CCRC’s have a unique fee structure: you pay an entrance fee when you move in and then monthly fees.
Types of Refundabilities
There are two common types of refundable contracts: defined refundability and declining refundability.
The vast majority of communities offer the first type: a 90%, 50% or 0% refundable contract. For example, a resident choosing a 90% refundable contract that pays a $100,000 entrance fee would receive $90,000 (90% of $100,000) upon completion of the contract.
As it sounds, a declining refund plan provides a declining refund based on the length of time that a resident has been in the community. Most plans offer stipulations such as “the contract is 90% refundable upon entrance to the community and then amortizes 4% a month until the remainder of the entrance fee has been exhausted.” In some communities, declining refund plans also offer benefits should a resident need to move to assisted living or nursing. Generally, the resident’s entrance fee acts as an endowment and can be applied against the cost of care.
CCRC entrance fee contracts are not the same as condominium pricing where residents own their units and a percentage ownership in the common spaces. CCRC residents do not actually own their unit. Instead, they have an exclusive agreement with the community to use the residence and the common grounds for the rest of their lives.
The refundable portion of the entrance fee is due when the resident either moves out of the community or passes away. Most CCRC’s have a clause in the resident contract whereby the resident or the resident’s estate will not receive a refund until the resident’s independent living apartment has been resold. This practice was common a few years ago, but due to the recession, state legislatures have been cracking down on communities denying refunds to residents on the basis on apartment resale because it has been taking CCRC’s much longer to resell the unit. Most communities offer a compromise: the balance of the entrance fee is refundable if the unit has not been resold at the end of one year.
Monthly fees vary depending on the community and the contract. Common services include: daily meals or a monthly meal plan, weekly or biweekly housekeeping, cable, telephone, internet, resident activities, and covered parking. There are several variations on the services provided.
Some communities have cottages or duplexes on the property that have lower monthly fees but do not offer the same services. These contracts are often marketed to younger, more independent seniors and offer a lifestyle that is almost like living outside a retirement community. In contrast, independent living apartments often offer more services.

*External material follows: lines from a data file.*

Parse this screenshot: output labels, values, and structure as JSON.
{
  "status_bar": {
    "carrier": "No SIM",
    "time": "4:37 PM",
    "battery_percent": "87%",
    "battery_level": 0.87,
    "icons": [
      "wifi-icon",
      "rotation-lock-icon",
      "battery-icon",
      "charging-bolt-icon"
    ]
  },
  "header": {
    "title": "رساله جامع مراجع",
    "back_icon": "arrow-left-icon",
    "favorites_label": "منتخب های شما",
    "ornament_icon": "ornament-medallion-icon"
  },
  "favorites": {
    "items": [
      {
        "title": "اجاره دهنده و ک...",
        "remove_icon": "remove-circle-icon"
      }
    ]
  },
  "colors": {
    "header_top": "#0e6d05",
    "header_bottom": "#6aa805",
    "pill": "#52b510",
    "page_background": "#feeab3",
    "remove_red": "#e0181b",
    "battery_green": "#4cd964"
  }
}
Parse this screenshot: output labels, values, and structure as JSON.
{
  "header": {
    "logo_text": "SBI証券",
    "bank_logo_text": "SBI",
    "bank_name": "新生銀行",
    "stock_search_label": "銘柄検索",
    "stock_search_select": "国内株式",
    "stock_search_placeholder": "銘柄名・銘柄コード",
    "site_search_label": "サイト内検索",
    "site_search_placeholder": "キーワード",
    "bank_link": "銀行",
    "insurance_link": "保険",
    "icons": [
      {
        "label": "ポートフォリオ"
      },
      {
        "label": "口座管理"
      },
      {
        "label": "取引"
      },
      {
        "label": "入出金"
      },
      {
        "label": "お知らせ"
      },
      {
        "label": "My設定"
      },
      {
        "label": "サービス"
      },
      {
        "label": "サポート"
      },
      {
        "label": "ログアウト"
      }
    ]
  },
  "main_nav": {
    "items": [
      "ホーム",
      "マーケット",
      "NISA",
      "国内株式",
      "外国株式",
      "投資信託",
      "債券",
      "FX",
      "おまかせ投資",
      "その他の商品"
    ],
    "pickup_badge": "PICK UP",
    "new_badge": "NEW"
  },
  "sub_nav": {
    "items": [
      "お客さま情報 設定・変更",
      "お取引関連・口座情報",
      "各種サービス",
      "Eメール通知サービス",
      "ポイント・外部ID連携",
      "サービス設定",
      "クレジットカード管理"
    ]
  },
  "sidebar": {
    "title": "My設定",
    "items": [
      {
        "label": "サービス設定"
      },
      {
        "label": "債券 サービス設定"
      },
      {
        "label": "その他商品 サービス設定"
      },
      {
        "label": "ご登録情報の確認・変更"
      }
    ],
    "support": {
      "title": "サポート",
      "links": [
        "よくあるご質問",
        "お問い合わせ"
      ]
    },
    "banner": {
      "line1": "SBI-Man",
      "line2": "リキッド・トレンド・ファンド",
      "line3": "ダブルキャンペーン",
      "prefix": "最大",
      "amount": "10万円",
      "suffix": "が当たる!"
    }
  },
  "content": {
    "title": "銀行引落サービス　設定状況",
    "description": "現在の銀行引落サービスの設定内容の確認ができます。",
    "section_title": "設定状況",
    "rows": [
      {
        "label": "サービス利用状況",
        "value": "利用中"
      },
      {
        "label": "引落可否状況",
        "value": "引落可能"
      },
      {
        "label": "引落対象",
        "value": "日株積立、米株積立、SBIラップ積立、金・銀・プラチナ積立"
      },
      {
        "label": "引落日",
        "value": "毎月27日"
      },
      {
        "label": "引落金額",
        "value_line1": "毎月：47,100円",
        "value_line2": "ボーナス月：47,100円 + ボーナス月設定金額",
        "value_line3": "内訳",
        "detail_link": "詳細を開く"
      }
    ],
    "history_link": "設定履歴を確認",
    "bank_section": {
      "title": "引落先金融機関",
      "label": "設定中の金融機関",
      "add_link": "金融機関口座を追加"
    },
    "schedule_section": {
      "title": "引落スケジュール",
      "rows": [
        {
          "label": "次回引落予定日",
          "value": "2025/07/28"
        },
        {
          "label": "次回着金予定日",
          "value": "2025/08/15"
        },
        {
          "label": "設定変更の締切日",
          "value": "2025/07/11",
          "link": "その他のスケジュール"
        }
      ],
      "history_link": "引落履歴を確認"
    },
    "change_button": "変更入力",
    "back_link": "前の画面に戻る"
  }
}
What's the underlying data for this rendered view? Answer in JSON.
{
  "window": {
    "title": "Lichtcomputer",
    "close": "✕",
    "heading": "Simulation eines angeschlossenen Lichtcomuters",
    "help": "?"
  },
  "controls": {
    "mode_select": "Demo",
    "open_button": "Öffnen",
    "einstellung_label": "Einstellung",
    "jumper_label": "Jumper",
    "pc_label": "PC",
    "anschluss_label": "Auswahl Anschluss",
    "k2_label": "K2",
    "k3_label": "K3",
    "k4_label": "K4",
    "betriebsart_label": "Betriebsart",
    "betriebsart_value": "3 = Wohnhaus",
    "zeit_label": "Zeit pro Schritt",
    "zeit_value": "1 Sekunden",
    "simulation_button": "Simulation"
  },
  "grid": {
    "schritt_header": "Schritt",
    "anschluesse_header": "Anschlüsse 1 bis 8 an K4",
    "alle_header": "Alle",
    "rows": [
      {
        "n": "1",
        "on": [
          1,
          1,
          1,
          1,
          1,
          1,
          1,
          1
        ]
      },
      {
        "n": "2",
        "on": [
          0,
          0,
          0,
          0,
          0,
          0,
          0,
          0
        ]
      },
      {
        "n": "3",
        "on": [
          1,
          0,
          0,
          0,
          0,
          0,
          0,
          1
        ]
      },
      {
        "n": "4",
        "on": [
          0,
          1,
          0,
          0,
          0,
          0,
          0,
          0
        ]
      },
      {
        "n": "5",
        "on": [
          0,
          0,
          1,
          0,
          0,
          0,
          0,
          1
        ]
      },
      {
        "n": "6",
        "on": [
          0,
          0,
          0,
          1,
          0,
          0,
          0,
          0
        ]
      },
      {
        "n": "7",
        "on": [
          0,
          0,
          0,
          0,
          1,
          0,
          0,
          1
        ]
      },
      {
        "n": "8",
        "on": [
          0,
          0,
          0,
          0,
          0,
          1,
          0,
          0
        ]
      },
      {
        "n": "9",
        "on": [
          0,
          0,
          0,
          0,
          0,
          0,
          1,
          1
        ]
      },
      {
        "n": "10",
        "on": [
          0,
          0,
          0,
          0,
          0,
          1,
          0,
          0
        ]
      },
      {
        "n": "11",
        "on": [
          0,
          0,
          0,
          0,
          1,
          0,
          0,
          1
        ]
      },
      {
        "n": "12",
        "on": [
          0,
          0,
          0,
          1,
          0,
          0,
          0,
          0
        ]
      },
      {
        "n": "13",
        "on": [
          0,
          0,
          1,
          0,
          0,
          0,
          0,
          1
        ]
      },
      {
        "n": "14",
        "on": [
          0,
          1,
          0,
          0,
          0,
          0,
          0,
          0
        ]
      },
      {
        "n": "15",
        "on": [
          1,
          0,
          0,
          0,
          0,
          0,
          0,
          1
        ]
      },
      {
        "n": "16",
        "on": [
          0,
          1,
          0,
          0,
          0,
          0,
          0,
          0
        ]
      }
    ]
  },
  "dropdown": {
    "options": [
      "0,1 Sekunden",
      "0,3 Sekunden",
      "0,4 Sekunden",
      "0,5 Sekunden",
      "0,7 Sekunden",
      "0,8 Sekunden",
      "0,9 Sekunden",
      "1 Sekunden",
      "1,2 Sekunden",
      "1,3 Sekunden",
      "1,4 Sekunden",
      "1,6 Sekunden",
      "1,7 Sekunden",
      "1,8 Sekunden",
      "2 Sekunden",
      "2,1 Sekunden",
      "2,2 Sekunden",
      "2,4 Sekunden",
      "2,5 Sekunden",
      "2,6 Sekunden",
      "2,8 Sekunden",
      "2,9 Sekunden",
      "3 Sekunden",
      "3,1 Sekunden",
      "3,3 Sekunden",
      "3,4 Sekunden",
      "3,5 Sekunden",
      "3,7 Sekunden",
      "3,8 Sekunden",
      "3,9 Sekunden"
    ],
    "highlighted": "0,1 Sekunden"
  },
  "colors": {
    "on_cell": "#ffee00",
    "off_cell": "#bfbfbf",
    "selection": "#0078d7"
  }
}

Since the economic downturn, many CCRC’s are now starting to offer rental contracts. Since retirement communities prefer a large up-front entrance fee, rental contracts are priced such that most residents are better off choosing entrance fee contracts. However, for some people, rental pricing can be a good alternative and can offer benefits of CCRC living without the entrance fee.